→ Description of the task
Reply with one number: the count of lines in the records below that hold "icon".

→ Supplied material

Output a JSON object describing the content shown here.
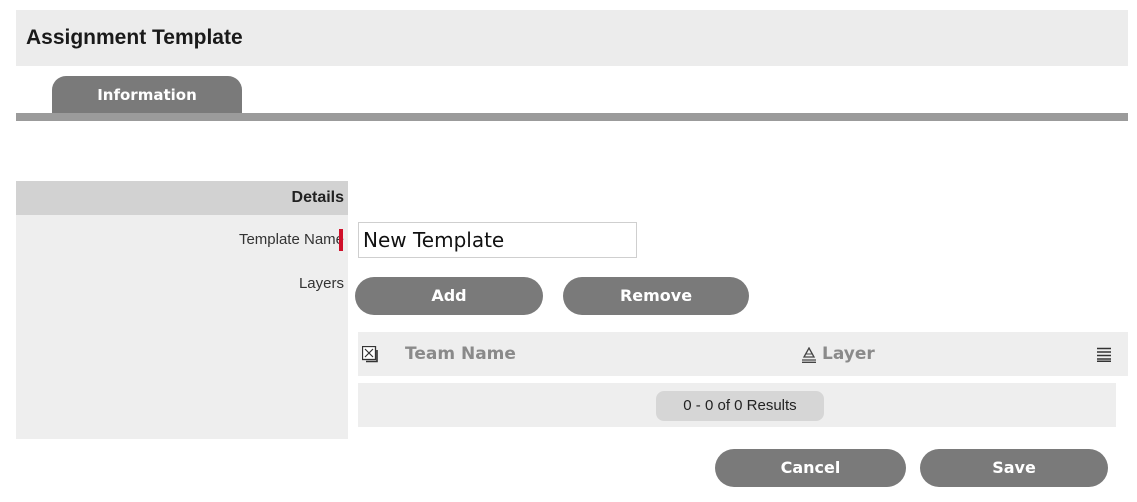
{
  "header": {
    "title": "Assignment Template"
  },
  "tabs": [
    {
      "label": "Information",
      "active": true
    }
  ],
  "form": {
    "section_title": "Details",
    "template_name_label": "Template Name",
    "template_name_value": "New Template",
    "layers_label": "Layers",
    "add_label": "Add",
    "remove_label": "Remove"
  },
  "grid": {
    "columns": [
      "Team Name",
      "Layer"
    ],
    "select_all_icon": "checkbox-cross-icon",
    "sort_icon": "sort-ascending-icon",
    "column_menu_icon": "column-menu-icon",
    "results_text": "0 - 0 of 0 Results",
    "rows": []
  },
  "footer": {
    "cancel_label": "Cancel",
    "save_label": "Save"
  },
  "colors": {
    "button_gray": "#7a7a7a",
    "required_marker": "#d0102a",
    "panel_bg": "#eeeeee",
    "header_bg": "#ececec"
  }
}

→ Response to this task
3